If that wasn’t enough, dirty water sitting in pipes promotes biofilm growth, which can block the flow of waste through the sewer or septic system.

Note: So always pour your used mop water into a bucket down the toilet and flush.

Final Thought

If you’re wondering where do you dump mop water in a restaurant, it’s better if you don’t pour mop water down the toilet or sanitary drainages.

The bad thing about this is that the water will carry harmful chemicals straight into rivers, which isn’t good for nature or our environment.

And if the council finds out what you’re doing, you could face a pretty hefty fine.

The kitchen sink is a NO, NO.

Harsh chemicals, dirt, and bacteria that go down with mop water mean your sink and kitchen could get dirty and contaminated. 

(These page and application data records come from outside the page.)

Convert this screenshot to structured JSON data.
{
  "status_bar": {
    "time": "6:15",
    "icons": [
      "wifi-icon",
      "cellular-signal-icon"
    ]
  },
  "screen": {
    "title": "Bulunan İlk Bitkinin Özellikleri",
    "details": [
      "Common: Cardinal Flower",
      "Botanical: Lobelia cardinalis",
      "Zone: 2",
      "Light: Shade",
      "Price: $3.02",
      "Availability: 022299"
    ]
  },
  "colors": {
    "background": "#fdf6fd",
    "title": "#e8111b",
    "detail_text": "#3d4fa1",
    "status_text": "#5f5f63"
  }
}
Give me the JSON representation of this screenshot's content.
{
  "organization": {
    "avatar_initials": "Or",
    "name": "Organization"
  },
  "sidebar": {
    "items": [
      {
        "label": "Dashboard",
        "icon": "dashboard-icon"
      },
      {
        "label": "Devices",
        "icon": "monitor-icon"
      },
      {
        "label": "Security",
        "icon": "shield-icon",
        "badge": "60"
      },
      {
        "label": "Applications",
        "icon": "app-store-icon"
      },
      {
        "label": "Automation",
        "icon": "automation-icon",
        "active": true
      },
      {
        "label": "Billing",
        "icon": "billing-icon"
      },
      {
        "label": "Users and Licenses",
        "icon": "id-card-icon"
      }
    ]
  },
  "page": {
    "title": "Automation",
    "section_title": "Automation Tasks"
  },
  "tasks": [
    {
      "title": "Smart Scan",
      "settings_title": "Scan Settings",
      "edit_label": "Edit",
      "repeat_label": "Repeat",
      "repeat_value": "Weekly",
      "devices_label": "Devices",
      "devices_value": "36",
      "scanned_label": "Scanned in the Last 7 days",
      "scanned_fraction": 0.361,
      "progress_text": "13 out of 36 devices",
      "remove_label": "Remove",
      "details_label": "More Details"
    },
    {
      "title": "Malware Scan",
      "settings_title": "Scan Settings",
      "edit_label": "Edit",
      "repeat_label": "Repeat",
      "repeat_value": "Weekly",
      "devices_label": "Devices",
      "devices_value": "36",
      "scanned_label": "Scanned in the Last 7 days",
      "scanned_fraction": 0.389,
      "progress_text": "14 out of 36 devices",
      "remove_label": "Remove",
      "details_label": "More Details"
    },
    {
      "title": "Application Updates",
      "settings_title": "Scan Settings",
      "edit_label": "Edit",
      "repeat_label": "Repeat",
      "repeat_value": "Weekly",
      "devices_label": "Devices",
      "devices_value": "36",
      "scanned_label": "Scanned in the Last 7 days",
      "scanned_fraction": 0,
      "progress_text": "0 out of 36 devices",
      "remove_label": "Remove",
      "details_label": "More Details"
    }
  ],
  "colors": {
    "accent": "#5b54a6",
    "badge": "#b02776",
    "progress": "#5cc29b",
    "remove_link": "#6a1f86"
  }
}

So even though it can be cleaned and disinfected afterward, it’s best to avoid washing food in a sink full of dirt and chemicals.